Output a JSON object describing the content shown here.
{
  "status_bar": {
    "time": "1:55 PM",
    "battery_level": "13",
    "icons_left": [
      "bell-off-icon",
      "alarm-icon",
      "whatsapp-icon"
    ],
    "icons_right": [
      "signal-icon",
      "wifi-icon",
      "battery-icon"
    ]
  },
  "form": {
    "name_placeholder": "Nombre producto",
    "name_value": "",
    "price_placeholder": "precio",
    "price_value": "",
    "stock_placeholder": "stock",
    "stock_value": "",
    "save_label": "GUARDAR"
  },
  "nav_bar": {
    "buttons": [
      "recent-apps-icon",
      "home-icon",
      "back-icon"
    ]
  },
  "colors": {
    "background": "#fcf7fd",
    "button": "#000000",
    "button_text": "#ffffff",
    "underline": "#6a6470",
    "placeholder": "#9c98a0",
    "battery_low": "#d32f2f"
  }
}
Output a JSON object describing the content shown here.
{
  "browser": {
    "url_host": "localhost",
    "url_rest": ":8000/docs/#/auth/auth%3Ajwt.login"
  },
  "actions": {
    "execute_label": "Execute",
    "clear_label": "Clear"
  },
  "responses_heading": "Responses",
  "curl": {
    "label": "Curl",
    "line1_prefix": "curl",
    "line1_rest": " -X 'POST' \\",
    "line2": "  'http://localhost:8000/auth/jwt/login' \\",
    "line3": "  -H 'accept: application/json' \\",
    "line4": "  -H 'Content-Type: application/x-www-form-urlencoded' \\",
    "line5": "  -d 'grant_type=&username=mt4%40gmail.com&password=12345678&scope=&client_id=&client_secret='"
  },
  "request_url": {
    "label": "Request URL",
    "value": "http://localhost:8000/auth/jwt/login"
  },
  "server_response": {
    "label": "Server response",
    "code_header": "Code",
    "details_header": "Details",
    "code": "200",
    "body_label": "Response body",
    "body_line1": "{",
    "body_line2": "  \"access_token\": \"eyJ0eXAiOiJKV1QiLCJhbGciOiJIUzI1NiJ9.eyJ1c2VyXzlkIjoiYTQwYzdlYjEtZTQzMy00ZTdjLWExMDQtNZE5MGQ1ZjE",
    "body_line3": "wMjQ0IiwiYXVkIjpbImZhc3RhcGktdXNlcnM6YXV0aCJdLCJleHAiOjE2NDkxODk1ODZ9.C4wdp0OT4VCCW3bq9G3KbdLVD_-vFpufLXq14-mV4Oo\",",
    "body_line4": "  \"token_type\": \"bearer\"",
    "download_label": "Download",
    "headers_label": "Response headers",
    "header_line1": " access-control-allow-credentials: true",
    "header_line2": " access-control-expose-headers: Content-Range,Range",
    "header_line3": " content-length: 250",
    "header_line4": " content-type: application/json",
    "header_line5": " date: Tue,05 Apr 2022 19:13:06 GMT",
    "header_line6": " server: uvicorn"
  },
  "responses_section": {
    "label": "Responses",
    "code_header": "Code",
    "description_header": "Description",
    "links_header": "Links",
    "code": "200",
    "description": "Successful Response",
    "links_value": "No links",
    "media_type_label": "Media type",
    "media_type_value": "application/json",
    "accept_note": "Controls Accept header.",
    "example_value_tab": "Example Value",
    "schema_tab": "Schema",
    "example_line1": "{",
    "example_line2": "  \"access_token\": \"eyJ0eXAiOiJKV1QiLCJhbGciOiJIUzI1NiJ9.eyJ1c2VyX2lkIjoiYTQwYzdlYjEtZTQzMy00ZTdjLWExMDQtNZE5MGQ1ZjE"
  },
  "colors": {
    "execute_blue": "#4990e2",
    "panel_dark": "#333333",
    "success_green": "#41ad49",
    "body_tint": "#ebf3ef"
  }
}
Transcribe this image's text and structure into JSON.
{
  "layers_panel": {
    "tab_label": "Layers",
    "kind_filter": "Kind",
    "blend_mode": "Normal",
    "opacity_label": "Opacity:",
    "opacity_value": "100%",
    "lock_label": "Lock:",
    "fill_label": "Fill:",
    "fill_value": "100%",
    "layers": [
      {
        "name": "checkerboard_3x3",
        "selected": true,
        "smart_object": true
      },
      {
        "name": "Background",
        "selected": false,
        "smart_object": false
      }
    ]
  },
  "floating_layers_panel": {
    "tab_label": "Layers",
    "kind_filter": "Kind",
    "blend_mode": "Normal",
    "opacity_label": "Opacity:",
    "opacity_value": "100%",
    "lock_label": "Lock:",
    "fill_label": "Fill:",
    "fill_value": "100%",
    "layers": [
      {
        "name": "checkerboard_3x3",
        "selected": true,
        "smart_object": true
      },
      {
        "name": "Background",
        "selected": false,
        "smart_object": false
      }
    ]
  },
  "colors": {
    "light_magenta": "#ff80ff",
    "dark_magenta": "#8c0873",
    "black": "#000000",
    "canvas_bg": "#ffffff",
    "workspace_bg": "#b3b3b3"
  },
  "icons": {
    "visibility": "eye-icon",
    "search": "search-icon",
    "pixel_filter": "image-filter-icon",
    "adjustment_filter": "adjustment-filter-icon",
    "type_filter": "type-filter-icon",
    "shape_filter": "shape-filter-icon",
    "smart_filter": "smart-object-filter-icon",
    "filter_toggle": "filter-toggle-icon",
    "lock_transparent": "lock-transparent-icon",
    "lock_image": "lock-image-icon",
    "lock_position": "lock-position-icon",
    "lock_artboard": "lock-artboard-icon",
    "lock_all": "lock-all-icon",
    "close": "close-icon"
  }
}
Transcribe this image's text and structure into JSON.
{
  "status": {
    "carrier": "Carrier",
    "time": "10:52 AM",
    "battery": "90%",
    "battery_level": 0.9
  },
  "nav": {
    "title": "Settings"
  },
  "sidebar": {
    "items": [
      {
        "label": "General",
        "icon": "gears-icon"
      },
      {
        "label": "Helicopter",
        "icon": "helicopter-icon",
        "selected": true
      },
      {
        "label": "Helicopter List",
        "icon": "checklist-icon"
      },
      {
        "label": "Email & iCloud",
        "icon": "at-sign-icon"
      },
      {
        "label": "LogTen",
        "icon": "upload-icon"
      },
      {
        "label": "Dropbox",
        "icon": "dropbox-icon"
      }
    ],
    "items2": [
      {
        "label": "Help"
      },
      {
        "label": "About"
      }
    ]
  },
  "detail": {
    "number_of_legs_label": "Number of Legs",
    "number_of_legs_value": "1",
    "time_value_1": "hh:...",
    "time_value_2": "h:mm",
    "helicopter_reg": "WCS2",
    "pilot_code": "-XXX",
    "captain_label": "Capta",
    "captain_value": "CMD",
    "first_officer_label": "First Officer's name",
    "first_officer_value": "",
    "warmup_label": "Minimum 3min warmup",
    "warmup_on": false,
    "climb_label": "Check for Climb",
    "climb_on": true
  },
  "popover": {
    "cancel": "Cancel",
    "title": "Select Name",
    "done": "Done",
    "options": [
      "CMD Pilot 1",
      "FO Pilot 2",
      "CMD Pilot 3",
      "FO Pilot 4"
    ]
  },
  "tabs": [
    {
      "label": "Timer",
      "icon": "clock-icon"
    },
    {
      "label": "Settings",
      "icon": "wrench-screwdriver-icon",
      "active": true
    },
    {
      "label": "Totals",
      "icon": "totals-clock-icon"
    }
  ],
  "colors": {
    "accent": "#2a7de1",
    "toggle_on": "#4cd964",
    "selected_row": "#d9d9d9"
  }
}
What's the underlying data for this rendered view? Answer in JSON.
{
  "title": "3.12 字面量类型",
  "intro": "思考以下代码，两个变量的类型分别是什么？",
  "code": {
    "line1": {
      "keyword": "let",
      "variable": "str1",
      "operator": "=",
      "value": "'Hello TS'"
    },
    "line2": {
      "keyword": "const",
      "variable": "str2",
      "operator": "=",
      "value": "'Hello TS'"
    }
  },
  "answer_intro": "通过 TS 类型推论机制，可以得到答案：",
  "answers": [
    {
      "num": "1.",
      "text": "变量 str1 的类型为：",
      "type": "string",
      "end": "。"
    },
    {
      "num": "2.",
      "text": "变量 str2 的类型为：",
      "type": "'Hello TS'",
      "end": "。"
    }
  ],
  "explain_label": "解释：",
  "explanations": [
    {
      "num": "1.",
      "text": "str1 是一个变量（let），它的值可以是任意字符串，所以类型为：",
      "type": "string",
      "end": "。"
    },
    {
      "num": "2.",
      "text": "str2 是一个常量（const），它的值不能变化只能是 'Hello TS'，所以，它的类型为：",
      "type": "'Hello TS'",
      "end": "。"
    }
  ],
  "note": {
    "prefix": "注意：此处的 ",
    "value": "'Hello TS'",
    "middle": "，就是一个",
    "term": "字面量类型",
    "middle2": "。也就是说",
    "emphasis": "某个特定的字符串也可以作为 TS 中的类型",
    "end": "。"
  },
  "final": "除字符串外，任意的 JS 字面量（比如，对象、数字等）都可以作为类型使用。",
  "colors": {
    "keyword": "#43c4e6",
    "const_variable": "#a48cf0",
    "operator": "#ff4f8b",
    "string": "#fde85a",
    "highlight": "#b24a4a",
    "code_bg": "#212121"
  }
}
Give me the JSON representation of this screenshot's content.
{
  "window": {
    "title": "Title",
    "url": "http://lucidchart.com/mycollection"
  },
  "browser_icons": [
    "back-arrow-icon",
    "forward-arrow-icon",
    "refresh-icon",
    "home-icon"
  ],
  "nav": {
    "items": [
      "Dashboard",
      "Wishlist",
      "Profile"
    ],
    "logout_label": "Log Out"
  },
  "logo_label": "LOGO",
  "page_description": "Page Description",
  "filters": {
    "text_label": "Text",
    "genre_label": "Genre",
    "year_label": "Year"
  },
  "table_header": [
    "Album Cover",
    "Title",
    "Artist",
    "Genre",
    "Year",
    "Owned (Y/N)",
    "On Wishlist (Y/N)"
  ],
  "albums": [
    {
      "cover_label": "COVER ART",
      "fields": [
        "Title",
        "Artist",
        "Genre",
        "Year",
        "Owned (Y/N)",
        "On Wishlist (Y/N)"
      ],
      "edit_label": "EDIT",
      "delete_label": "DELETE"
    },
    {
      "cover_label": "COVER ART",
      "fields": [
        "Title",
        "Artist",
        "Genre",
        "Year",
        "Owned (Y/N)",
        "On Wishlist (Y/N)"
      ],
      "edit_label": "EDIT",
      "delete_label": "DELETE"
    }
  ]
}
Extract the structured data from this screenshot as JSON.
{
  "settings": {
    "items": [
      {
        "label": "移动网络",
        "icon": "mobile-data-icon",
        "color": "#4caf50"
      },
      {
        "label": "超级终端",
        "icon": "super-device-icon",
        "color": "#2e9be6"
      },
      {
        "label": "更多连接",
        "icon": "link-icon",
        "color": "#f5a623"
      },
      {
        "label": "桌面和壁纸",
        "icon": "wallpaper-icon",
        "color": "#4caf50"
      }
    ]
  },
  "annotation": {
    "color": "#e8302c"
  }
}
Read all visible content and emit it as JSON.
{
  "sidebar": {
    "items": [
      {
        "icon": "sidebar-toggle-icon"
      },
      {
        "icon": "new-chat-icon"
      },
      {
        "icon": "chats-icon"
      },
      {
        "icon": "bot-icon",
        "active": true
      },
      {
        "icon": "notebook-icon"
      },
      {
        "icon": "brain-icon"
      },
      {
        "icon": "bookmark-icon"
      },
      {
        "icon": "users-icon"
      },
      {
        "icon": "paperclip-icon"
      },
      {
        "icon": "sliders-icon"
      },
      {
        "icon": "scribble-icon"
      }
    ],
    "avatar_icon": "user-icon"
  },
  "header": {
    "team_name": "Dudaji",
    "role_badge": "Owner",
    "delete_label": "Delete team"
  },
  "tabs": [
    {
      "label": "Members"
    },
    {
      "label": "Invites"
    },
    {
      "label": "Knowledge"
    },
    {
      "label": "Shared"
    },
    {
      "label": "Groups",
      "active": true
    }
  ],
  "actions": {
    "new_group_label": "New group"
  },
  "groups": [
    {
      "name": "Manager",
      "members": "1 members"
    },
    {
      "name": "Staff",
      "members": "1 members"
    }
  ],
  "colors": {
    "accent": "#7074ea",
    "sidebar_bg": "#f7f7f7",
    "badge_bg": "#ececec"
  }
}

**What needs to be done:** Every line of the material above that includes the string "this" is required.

**Answer box:**
Transcribe this image's text and structure into JSON.
Transcribe this image's text and structure into JSON.
What's the underlying data for this rendered view? Answer in JSON.
Give me the JSON representation of this screenshot's content.
Extract the structured data from this screenshot as JSON.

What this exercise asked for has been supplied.